Wednesday, August 05, 2009

Legalism, Bible-believing, unbiblical and other overused words

There are a lot of words that we throw around in the evangelical world that are so commonly (mis)used and so broadly applied that they cease to be meaningful.

Here are a few I came up with...

Legalism: A belief you hold to that I don't like or that makes me uncomfortable in my own actions.

Is there a real issue of legalism in the church? Sure. Is every rule or restriction an example of legalism? Hardly. Where Scripture is silent, we should be cautious to not be dogmatic. I think Christians should abstain from drinking for a variety of reasons: possibility of "brother stumbling", appearance of worldliness, the general social ills of alcohol, the concern over "how much is too much" when avoiding sinful drunkenness. I am also cautious to point out that drinking in and of itself is not prohibited and not sinful. Just because you can doesn't mean you should is my stance. That is not legalism. If I say that playing cards is sinful, that probably qualifies as legalism. On the other hand, where scripture speaks, we should humbly but firmly speak.

Bible-believing: What we teach is what the Bible teaches

Is there a church that says we are a Bible unbelieving church? I think Bible believing is an OK, if redundant, statement. All Christians by nature are Bible believing, if you don't believe in what the Bible says, you are hard pressed to make the case that you are a Christian. The problem is that the underlying implication is that what we believe, often tertiary issues and church traditions are the Biblical model and if you don't believe in them, you are not Bible believing. I think there is absolutely no Scriptural warrant for infant baptism, either in command or example. I think it is an error to baptize infants. I do not think my paedobaptist brothers don't believe in the Bible. I think they are wrongly applying baptism but that is not because they are not "Bible-believing".

Unbiblical: My church tradition is different from yours, so yours is unbiblical

This is a tough one. There is a world of difference between unbiblical and extra-Biblical. In my eyes, unbiblical implies something that is contrary to the express teaching of the Bible. An example might be works based justification. That is something that would be a teaching contrary and in opposition to the Bible. I would say that on the flip side are things like dogmatic assertions about eschatology. The end times are unclear enough to give anyone pause whether a-, post- or pre- millenial in doctrine, and therefore expressions of certainty about areas of eschatology that are vague are extra-Biblical.

What are some words you think are misused, overused, abused in the church?

Bookmark and Share


Eric said...

I have no idea what "evangelical," and "New Testament church," and "accepting Christ" mean anymore.

Anonymous said...

Christian ;)

Anonymous said...


Mike said...

Arthur, I see that someone else commented on your post on Challies so Ill comment on your post on legalism.
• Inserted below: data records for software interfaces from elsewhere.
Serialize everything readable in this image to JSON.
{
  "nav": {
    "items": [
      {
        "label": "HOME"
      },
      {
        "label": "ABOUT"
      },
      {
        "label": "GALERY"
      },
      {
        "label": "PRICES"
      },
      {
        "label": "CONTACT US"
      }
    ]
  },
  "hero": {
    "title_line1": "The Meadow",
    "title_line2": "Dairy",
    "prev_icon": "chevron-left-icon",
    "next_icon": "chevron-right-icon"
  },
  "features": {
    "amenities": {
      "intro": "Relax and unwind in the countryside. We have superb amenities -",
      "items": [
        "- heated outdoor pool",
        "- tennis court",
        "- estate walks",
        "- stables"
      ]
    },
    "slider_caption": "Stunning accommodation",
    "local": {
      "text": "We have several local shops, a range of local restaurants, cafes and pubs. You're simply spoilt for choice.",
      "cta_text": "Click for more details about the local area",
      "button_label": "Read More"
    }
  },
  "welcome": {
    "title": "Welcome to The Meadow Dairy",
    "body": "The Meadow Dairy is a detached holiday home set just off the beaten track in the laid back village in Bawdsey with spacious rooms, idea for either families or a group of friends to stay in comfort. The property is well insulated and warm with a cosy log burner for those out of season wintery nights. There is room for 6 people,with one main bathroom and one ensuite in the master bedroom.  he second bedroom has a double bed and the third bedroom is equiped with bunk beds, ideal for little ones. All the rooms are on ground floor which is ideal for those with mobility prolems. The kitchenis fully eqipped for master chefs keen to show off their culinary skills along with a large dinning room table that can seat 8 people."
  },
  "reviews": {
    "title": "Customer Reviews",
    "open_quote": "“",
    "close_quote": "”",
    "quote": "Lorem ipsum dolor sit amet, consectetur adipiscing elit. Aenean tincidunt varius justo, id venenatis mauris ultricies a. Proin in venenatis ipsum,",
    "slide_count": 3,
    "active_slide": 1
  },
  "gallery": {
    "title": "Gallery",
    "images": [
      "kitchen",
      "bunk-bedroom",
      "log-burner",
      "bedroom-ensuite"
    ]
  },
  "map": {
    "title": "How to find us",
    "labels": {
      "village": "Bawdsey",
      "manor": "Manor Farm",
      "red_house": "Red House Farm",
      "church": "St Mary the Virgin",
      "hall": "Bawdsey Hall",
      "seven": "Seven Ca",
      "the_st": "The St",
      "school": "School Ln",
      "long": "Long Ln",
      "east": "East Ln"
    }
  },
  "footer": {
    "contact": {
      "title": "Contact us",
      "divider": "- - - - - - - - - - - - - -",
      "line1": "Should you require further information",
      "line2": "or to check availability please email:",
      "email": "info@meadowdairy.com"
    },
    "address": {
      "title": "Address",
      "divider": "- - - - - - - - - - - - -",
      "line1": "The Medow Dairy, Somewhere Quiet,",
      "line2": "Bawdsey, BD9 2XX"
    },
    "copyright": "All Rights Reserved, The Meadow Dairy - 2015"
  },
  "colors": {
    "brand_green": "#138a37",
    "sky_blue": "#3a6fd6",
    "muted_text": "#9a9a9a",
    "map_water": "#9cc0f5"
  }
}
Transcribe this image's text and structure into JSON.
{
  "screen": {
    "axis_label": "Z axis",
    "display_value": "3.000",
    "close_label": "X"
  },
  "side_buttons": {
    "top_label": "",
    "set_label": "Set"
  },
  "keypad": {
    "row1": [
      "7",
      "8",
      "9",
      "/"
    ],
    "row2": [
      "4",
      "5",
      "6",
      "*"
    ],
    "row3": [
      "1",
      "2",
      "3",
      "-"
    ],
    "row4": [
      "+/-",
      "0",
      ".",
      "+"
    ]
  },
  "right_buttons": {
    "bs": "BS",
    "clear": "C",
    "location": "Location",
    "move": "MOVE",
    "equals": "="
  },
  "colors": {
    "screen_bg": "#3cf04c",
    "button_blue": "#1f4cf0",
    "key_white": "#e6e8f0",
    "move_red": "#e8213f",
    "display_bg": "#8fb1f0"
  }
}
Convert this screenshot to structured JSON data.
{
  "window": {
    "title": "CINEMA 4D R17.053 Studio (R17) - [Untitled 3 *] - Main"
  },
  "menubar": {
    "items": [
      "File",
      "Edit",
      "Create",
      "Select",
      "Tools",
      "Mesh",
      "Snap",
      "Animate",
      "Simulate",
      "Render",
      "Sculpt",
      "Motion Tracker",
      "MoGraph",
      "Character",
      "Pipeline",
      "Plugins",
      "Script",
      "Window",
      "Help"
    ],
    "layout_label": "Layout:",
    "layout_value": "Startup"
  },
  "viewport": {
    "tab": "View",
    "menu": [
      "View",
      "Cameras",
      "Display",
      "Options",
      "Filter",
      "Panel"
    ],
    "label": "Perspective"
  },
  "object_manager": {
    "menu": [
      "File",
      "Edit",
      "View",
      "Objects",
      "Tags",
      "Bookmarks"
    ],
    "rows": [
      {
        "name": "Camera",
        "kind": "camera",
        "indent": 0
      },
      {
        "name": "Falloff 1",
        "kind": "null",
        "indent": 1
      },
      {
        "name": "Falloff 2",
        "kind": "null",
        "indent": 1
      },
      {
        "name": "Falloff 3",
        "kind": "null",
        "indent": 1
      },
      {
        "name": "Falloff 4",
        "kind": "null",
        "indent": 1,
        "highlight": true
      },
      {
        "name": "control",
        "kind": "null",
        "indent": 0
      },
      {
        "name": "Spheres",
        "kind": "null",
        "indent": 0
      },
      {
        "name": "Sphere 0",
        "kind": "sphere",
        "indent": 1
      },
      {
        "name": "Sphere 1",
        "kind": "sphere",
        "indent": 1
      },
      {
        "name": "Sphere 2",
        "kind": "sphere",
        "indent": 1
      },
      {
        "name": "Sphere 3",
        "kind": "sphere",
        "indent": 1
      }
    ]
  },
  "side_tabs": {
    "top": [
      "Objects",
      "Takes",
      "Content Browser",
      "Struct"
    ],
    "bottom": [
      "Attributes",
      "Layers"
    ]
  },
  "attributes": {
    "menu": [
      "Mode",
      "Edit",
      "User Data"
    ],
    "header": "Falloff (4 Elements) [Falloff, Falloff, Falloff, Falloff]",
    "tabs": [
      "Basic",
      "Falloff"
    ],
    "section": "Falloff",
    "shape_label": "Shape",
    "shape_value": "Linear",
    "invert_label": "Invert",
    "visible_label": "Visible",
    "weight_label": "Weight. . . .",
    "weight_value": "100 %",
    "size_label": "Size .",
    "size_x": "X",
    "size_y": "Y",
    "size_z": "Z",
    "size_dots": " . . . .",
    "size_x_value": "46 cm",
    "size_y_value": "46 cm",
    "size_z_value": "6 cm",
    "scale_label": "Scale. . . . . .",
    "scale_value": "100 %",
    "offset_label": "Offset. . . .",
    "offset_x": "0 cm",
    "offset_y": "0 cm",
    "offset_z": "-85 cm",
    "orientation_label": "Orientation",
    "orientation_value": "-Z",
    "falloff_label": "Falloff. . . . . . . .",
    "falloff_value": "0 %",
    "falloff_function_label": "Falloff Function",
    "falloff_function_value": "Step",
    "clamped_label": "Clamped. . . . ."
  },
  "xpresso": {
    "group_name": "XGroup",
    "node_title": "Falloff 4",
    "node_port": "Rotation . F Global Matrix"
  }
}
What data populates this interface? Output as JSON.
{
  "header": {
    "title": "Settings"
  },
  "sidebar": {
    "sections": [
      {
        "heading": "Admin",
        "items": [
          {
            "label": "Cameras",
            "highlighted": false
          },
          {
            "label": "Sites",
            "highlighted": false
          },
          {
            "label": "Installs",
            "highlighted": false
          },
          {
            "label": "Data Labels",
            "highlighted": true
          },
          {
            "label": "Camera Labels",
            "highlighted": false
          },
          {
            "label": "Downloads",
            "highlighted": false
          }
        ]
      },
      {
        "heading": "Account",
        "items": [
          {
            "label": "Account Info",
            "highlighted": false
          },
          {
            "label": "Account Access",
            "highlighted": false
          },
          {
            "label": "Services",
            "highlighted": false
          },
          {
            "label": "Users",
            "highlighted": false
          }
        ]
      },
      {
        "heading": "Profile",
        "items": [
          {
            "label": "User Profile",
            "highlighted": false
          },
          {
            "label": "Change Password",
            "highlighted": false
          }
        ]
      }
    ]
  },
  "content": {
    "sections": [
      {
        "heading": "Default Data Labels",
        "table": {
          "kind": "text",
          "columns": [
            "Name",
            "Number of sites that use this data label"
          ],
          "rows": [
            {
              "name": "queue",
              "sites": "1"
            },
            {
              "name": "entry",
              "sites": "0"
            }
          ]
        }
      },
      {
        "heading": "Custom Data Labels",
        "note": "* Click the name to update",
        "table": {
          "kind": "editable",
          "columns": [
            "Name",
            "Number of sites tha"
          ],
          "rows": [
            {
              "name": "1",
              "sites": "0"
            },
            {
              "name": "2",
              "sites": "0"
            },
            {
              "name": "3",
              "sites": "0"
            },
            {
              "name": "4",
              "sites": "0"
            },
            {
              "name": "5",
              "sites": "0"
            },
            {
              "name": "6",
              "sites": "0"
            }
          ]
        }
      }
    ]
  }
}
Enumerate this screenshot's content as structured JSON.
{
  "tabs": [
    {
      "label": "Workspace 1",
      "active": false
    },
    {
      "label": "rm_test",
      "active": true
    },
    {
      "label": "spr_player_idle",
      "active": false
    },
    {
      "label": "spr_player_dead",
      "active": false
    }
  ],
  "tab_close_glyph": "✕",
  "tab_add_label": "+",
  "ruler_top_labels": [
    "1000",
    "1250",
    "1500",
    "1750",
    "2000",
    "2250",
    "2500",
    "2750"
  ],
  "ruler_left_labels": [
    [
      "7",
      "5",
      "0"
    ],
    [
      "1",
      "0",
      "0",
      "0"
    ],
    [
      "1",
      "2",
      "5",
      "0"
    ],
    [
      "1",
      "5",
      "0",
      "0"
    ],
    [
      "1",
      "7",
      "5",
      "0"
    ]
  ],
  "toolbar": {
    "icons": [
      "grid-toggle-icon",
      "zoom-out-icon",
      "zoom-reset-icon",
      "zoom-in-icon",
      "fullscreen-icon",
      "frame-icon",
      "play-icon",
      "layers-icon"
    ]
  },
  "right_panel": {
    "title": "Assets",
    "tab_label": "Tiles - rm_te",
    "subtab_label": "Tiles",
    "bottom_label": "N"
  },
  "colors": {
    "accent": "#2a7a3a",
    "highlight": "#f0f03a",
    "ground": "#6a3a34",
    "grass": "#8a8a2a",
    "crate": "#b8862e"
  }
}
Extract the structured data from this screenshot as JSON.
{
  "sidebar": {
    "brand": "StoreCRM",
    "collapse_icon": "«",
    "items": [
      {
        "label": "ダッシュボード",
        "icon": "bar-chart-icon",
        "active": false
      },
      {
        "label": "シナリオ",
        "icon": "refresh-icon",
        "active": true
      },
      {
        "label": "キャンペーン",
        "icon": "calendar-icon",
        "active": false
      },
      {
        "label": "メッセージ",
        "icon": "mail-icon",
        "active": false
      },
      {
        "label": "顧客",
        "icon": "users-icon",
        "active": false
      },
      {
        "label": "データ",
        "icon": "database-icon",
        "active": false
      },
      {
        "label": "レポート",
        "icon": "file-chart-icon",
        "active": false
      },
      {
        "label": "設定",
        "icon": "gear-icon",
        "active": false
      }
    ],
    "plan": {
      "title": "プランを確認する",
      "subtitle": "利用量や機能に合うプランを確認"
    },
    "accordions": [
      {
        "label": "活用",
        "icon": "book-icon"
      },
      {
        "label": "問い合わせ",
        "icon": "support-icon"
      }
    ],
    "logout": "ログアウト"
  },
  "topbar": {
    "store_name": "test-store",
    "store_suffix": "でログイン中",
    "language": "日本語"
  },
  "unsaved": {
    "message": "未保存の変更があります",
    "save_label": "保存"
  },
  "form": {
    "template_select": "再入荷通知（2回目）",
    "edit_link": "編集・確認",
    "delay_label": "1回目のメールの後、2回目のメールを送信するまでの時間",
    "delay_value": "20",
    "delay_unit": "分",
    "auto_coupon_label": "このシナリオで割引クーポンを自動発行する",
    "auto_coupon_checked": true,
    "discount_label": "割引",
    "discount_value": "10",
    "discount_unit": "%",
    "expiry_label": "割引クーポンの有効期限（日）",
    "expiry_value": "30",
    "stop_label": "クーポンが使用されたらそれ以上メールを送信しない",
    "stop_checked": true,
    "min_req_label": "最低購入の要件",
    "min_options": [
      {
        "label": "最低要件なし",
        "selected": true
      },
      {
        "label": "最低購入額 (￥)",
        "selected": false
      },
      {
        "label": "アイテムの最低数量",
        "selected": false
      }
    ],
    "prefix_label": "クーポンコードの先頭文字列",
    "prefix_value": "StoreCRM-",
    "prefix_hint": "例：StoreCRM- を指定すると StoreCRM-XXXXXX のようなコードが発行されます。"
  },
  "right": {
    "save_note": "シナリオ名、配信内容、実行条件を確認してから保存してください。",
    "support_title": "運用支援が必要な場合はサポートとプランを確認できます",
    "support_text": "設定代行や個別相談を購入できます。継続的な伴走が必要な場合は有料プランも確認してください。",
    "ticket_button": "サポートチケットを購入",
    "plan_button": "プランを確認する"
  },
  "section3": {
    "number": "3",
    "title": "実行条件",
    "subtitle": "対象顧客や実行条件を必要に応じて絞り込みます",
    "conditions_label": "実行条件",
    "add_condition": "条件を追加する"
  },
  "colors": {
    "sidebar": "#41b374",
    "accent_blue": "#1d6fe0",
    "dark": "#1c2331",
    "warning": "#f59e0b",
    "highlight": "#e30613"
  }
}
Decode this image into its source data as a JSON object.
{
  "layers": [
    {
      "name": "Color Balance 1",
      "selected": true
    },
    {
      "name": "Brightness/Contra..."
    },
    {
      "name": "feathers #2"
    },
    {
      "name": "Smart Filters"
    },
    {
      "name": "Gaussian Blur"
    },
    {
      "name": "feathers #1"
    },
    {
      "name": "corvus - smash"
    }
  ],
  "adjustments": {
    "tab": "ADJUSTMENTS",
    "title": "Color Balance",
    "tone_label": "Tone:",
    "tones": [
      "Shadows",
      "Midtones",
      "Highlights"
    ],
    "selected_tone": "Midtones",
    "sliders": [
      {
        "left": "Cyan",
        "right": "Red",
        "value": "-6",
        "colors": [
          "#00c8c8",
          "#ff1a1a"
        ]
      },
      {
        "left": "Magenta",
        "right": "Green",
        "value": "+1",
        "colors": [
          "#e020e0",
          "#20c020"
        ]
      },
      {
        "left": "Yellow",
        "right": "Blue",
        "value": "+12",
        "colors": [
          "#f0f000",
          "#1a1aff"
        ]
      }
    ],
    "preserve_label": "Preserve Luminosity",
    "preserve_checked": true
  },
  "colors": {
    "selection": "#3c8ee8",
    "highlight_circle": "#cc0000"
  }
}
I just posted a teaching by cj mahaney on my blog today coincidently on this subject. It for me put alot of things in perspective of course works are important Justification and sanctification go hand in hand but to often we get the horse before the cart and that has and is my problem. Coming out of serious religious legalistic background I tend very heavy on the justification side. I think it is a serious issue in the church.
Thanks Mike

Steve Scott said...

Here are a few more:

Biblical (opposite of unbiblical), Christ-centered (what Christian thing supposedly isn't? Everybody else's, of course), Reformed.

I'd like to offer a clarification on legalism. It it's an "ism," then it means that adding rules is a significant part of the theological system. It's the norm. If somebody holds to only one additional rule total, it could be "legalistic," but since it's not part of their character to add rules as the norm, they wouldn't be guilty of "legalism."

steve s said...

Isn't the horse supposed to go before the cart? ;-)

Jeremy Lee said...

I agree with all of yours and the one's others have added.

Here are my additions: "Ask Jesus in your heart" is an unbiblical way of explaining to children how to be saved that some people refuse to discard even though kids don't understand it and it misleads them.

Fundamentalism once was a great word to describe those who hold to the fundamental doctrines of Christianity. Now, the word has been perverted to describe those who add legalistic tradition to Scripture.

Liberal is used most often by conservatives to describe anyone who disagrees with them.

Jeremy Lee

Arthur Sido said...

Eric, "evangelical" is a big one. I used to think I knew what that meant, but the way that it is applied now it covers almost anybody.

Arthur Sido said...


Fundamentalism is a good one. There are plenty of people who are small-"f" fundamentalists who are not big-"F" Fundamentalists. I am very much a "f"undamentalist in lot of ways, but since I am not a "King James Only" guy I can't be a good "F"undamentalist.

Arthur Sido said...


Reformed is another good one. Like many terms, there is the generally accepted version which has to do with the overarching themes of the five solas and the tenets of Calvinism, and there are also the "truly Reformed" types who have made a contact sport out of excluding people from the "TR" club (i.e. R. Scott Clark).